▸ Problem statement
The entries follow. Copy every line in which "JSON" appears.
:: Data for analysis
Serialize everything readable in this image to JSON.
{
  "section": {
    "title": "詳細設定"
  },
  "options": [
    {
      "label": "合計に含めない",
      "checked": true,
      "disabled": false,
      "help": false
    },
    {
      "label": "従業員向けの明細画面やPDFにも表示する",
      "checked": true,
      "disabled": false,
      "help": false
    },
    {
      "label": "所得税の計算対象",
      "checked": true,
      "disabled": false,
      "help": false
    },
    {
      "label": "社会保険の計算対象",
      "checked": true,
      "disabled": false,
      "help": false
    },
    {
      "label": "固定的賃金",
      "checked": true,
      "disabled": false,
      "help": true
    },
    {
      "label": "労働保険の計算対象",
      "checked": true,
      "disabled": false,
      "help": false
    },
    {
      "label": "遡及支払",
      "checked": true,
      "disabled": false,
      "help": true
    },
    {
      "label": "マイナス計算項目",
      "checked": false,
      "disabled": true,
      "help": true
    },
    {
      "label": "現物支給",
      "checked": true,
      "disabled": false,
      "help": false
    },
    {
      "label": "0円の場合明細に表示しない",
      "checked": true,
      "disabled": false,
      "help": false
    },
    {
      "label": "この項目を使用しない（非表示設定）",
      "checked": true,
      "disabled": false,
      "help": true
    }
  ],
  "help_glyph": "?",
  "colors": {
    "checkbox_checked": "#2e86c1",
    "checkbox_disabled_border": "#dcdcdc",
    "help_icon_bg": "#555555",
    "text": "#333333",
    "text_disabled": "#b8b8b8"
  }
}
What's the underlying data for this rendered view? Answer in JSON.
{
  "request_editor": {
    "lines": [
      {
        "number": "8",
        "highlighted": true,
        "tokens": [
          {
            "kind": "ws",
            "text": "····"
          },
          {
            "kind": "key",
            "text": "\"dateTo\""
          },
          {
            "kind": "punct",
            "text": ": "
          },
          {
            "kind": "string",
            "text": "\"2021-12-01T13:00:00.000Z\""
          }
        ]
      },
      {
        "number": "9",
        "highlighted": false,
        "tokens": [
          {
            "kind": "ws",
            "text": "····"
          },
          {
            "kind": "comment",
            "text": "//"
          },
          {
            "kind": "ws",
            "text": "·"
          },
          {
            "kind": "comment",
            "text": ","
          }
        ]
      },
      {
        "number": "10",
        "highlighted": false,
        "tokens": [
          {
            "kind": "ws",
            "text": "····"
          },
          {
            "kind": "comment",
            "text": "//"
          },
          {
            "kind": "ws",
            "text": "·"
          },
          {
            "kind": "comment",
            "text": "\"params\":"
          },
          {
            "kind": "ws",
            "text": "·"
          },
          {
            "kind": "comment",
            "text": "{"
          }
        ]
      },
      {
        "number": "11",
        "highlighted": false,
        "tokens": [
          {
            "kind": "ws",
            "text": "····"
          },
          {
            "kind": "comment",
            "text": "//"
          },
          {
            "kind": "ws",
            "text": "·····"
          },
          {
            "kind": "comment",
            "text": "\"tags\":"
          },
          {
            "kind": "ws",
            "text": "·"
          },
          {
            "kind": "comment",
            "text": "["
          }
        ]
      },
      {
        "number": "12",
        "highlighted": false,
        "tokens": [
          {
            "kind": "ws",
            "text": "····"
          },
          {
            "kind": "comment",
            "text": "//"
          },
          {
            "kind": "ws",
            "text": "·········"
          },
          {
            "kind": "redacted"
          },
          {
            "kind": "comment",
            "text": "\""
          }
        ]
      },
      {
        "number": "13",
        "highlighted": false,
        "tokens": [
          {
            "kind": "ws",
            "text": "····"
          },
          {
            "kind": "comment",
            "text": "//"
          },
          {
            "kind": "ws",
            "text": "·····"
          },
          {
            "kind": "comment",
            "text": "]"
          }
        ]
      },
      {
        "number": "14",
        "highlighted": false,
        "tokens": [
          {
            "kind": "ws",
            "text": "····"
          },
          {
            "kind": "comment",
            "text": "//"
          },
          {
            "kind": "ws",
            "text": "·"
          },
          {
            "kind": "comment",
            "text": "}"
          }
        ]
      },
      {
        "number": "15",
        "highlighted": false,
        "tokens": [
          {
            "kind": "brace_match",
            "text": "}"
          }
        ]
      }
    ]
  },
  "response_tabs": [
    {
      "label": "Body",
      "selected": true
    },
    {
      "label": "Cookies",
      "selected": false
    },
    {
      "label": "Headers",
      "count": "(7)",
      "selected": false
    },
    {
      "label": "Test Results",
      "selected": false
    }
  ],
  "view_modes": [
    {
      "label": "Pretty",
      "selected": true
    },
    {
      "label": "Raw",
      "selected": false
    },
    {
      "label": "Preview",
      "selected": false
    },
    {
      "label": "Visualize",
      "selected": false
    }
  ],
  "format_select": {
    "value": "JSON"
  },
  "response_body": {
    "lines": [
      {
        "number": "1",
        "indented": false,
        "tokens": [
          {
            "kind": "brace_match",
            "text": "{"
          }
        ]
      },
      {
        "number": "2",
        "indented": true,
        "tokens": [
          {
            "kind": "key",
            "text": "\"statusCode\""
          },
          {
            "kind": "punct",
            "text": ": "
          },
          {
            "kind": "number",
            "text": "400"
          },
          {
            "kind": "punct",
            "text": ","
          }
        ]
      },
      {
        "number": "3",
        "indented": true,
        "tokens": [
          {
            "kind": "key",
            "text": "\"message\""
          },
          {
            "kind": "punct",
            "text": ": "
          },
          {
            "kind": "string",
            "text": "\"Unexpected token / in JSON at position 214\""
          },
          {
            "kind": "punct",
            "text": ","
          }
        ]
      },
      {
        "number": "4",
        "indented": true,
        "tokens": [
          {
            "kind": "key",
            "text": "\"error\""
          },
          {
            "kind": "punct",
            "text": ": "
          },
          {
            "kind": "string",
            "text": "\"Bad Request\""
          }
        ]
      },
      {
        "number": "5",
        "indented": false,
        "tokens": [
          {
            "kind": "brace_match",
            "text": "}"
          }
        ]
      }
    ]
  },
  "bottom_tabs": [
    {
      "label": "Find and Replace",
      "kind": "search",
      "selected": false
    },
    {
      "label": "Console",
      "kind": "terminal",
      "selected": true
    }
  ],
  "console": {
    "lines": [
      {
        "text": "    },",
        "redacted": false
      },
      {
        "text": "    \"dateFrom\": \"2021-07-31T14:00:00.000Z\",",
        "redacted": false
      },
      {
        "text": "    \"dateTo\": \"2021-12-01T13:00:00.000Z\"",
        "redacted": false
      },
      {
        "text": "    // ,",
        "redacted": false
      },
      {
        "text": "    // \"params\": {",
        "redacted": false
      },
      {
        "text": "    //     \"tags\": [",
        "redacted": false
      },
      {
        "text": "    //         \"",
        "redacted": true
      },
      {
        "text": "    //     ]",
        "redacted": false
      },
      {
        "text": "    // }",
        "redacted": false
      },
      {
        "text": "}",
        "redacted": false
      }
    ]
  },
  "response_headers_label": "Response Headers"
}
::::
▸ Solution to this task
Serialize everything readable in this image to JSON.
What's the underlying data for this rendered view? Answer in JSON.
    "value": "JSON"
            "text": "\"Unexpected token / in JSON at position 214\""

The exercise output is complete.